DATA PROVIDED:
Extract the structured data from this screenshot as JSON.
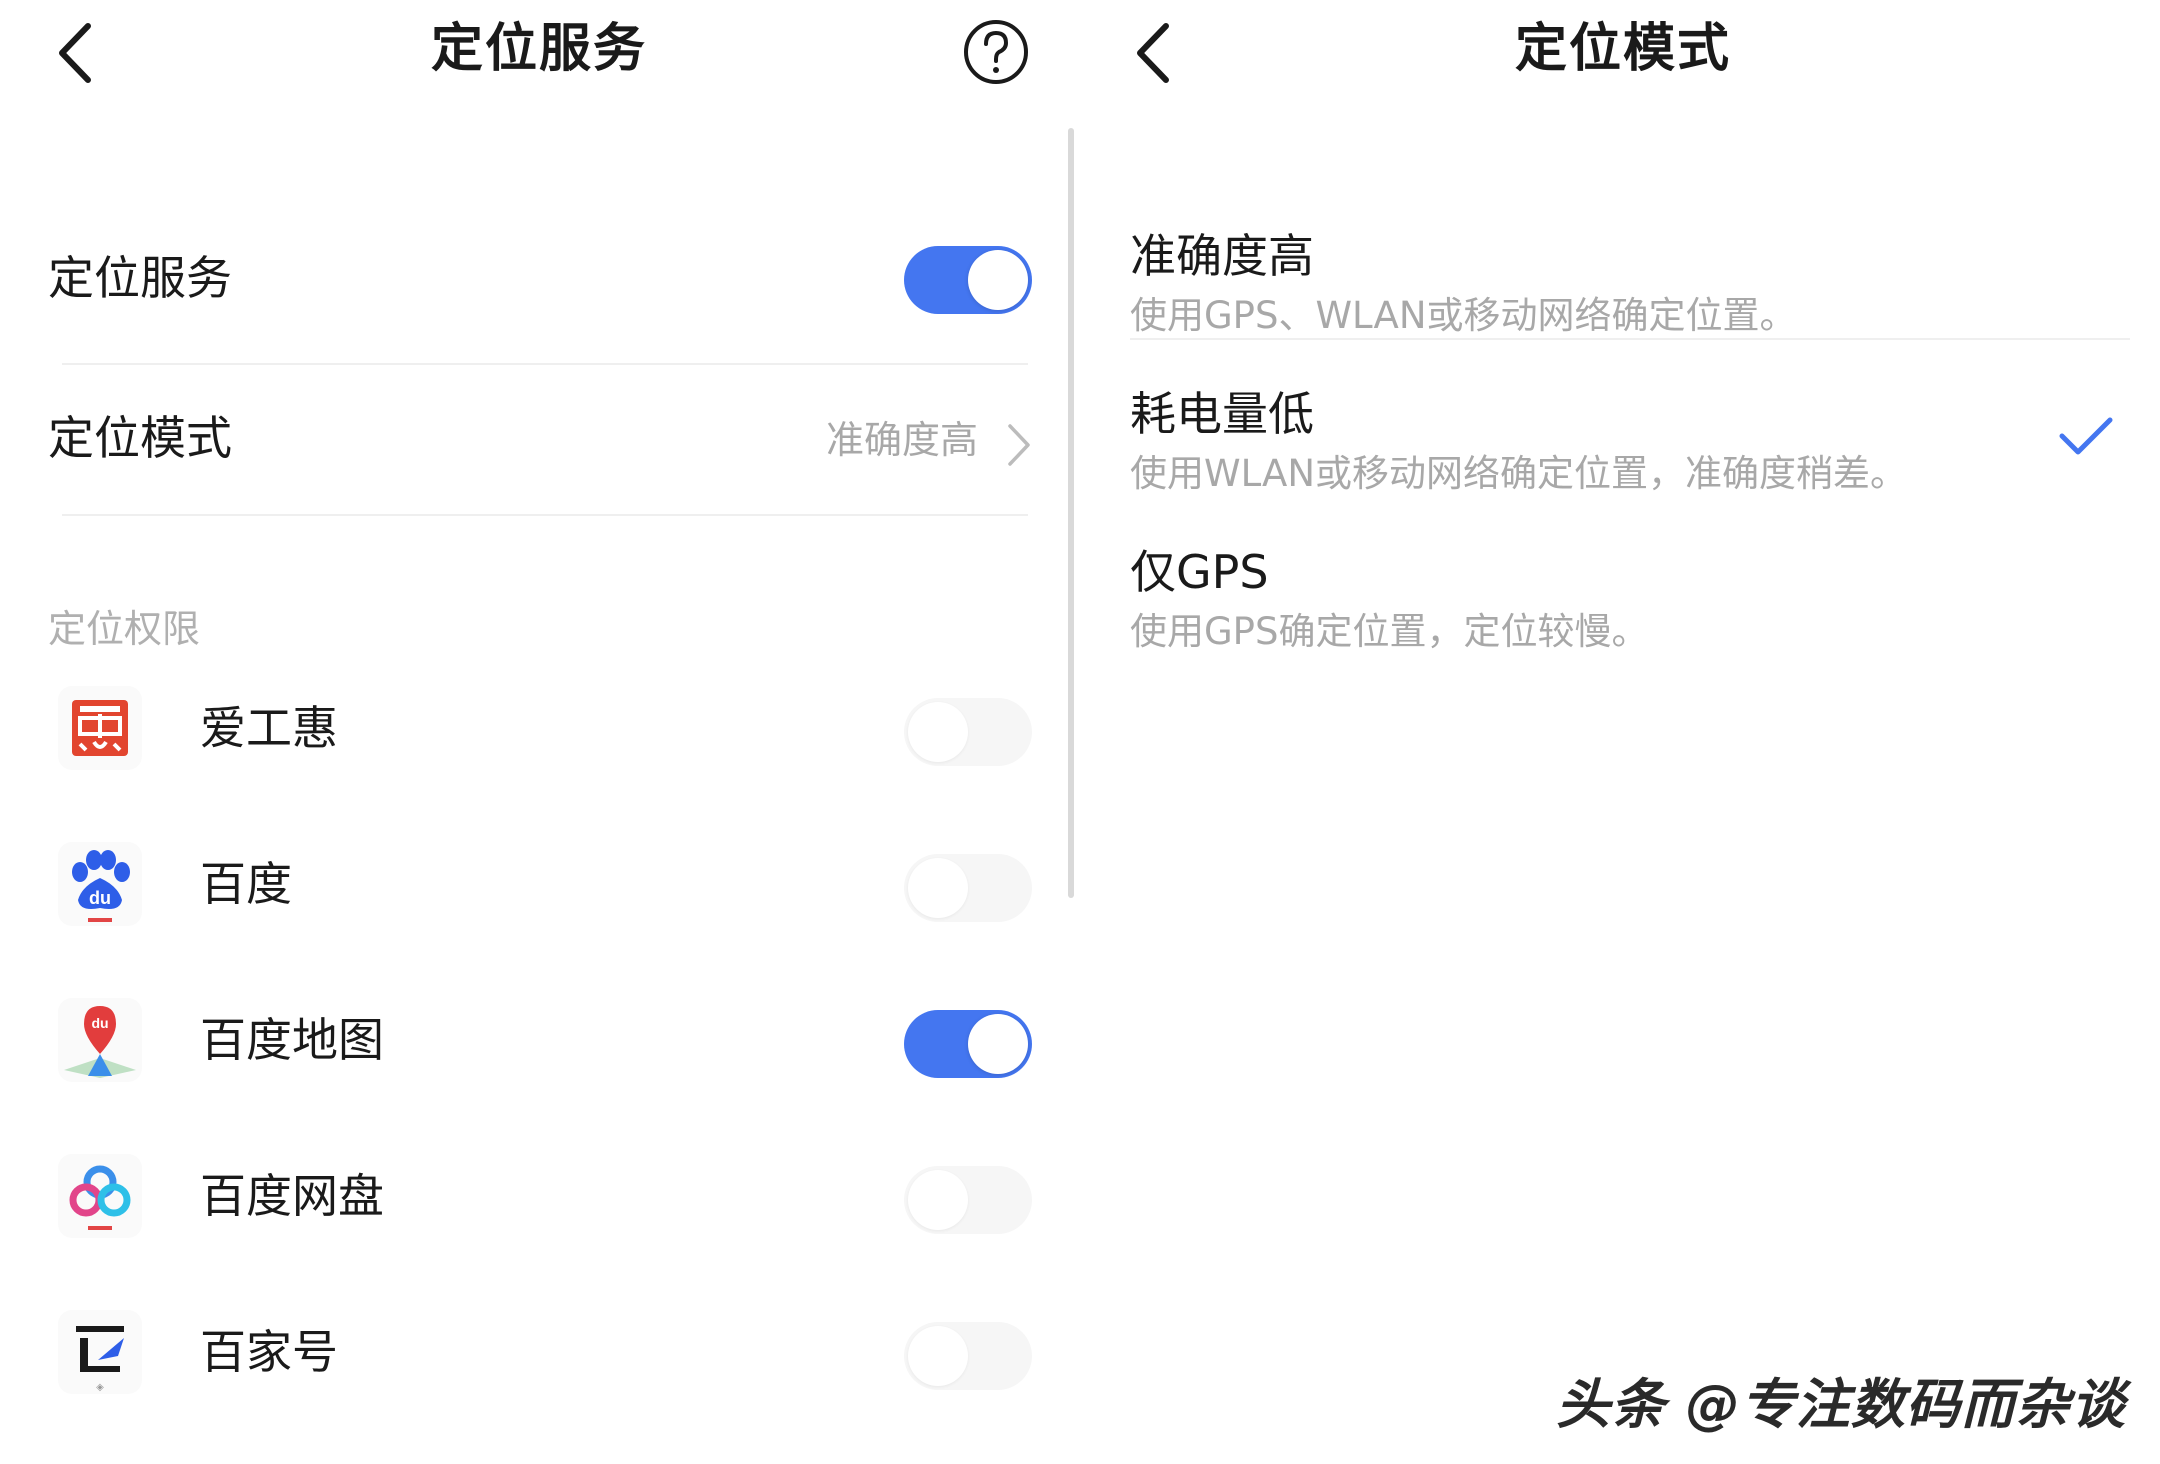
{
  "left_screen": {
    "title": "定位服务",
    "location_service": {
      "label": "定位服务",
      "enabled": true
    },
    "location_mode": {
      "label": "定位模式",
      "value": "准确度高"
    },
    "permissions_header": "定位权限",
    "apps": [
      {
        "name": "爱工惠",
        "icon": "aigonghui-app-icon",
        "enabled": false
      },
      {
        "name": "百度",
        "icon": "baidu-paw-icon",
        "enabled": false
      },
      {
        "name": "百度地图",
        "icon": "baidu-map-pin-icon",
        "enabled": true
      },
      {
        "name": "百度网盘",
        "icon": "baidu-netdisk-cloud-icon",
        "enabled": false
      },
      {
        "name": "百家号",
        "icon": "baijiahao-icon",
        "enabled": false
      }
    ]
  },
  "right_screen": {
    "title": "定位模式",
    "modes": [
      {
        "title": "准确度高",
        "desc": "使用GPS、WLAN或移动网络确定位置。",
        "selected": false
      },
      {
        "title": "耗电量低",
        "desc": "使用WLAN或移动网络确定位置，准确度稍差。",
        "selected": true
      },
      {
        "title": "仅GPS",
        "desc": "使用GPS确定位置，定位较慢。",
        "selected": false
      }
    ]
  },
  "watermark": "头条 @专注数码而杂谈",
  "colors": {
    "accent": "#4476f0",
    "secondary_text": "#a8a8a8",
    "divider": "#efefef"
  }
}
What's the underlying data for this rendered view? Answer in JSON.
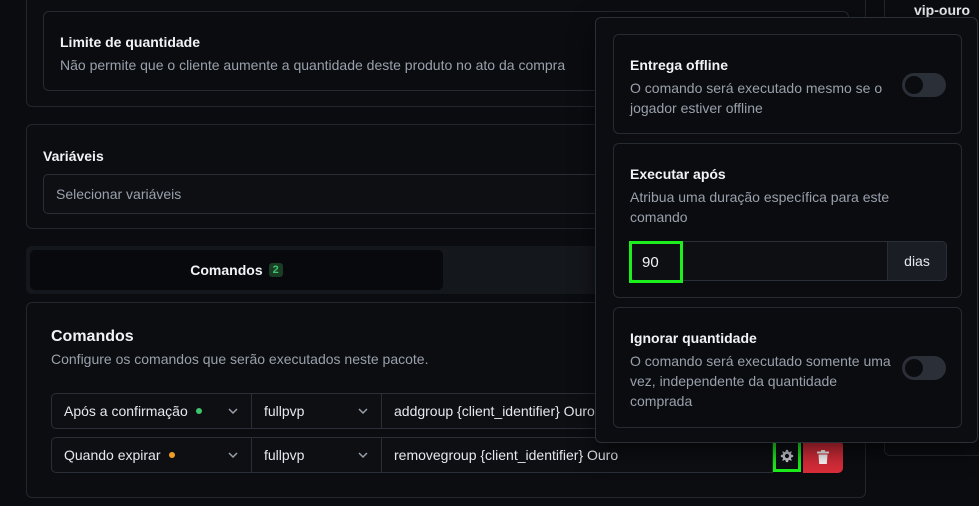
{
  "limit": {
    "title": "Limite de quantidade",
    "description": "Não permite que o cliente aumente a quantidade deste produto no ato da compra"
  },
  "variables": {
    "label": "Variáveis",
    "placeholder": "Selecionar variáveis"
  },
  "tabs": [
    {
      "label": "Comandos",
      "count": "2",
      "active": true
    }
  ],
  "commands": {
    "title": "Comandos",
    "description": "Configure os comandos que serão executados neste pacote.",
    "rows": [
      {
        "trigger": "Após a confirmação",
        "trigger_color": "#3ec46d",
        "server": "fullpvp",
        "command": "addgroup {client_identifier} Ouro"
      },
      {
        "trigger": "Quando expirar",
        "trigger_color": "#f0a020",
        "server": "fullpvp",
        "command": "removegroup {client_identifier} Ouro"
      }
    ]
  },
  "side": {
    "tag": "vip-ouro"
  },
  "popover": {
    "offline": {
      "title": "Entrega offline",
      "description": "O comando será executado mesmo se o jogador estiver offline",
      "enabled": false
    },
    "delay": {
      "title": "Executar após",
      "description": "Atribua uma duração específica para este comando",
      "value": "90",
      "unit": "dias"
    },
    "ignore_qty": {
      "title": "Ignorar quantidade",
      "description": "O comando será executado somente uma vez, independente da quantidade comprada",
      "enabled": false
    }
  },
  "colors": {
    "highlight": "#1cf01c",
    "delete": "#d92d3a",
    "accent_green": "#3ec46d"
  }
}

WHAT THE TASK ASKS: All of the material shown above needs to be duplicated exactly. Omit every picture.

RESPONSE BELOW:
Extract the structured data from this screenshot as JSON.
{
  "left_screen": {
    "title": "定位服务",
    "location_service": {
      "label": "定位服务",
      "enabled": true
    },
    "location_mode": {
      "label": "定位模式",
      "value": "准确度高"
    },
    "permissions_header": "定位权限",
    "apps": [
      {
        "name": "爱工惠",
        "icon": "aigonghui-app-icon",
        "enabled": false
      },
      {
        "name": "百度",
        "icon": "baidu-paw-icon",
        "enabled": false
      },
      {
        "name": "百度地图",
        "icon": "baidu-map-pin-icon",
        "enabled": true
      },
      {
        "name": "百度网盘",
        "icon": "baidu-netdisk-cloud-icon",
        "enabled": false
      },
      {
        "name": "百家号",
        "icon": "baijiahao-icon",
        "enabled": false
      }
    ]
  },
  "right_screen": {
    "title": "定位模式",
    "modes": [
      {
        "title": "准确度高",
        "desc": "使用GPS、WLAN或移动网络确定位置。",
        "selected": false
      },
      {
        "title": "耗电量低",
        "desc": "使用WLAN或移动网络确定位置，准确度稍差。",
        "selected": true
      },
      {
        "title": "仅GPS",
        "desc": "使用GPS确定位置，定位较慢。",
        "selected": false
      }
    ]
  },
  "watermark": "头条 @专注数码而杂谈",
  "colors": {
    "accent": "#4476f0",
    "secondary_text": "#a8a8a8",
    "divider": "#efefef"
  }
}
What's the underlying data for this rendered view? Answer in JSON.
{
  "limit": {
    "title": "Limite de quantidade",
    "description": "Não permite que o cliente aumente a quantidade deste produto no ato da compra"
  },
  "variables": {
    "label": "Variáveis",
    "placeholder": "Selecionar variáveis"
  },
  "tabs": [
    {
      "label": "Comandos",
      "count": "2",
      "active": true
    }
  ],
  "commands": {
    "title": "Comandos",
    "description": "Configure os comandos que serão executados neste pacote.",
    "rows": [
      {
        "trigger": "Após a confirmação",
        "trigger_color": "#3ec46d",
        "server": "fullpvp",
        "command": "addgroup {client_identifier} Ouro"
      },
      {
        "trigger": "Quando expirar",
        "trigger_color": "#f0a020",
        "server": "fullpvp",
        "command": "removegroup {client_identifier} Ouro"
      }
    ]
  },
  "side": {
    "tag": "vip-ouro"
  },
  "popover": {
    "offline": {
      "title": "Entrega offline",
      "description": "O comando será executado mesmo se o jogador estiver offline",
      "enabled": false
    },
    "delay": {
      "title": "Executar após",
      "description": "Atribua uma duração específica para este comando",
      "value": "90",
      "unit": "dias"
    },
    "ignore_qty": {
      "title": "Ignorar quantidade",
      "description": "O comando será executado somente uma vez, independente da quantidade comprada",
      "enabled": false
    }
  },
  "colors": {
    "highlight": "#1cf01c",
    "delete": "#d92d3a",
    "accent_green": "#3ec46d"
  }
}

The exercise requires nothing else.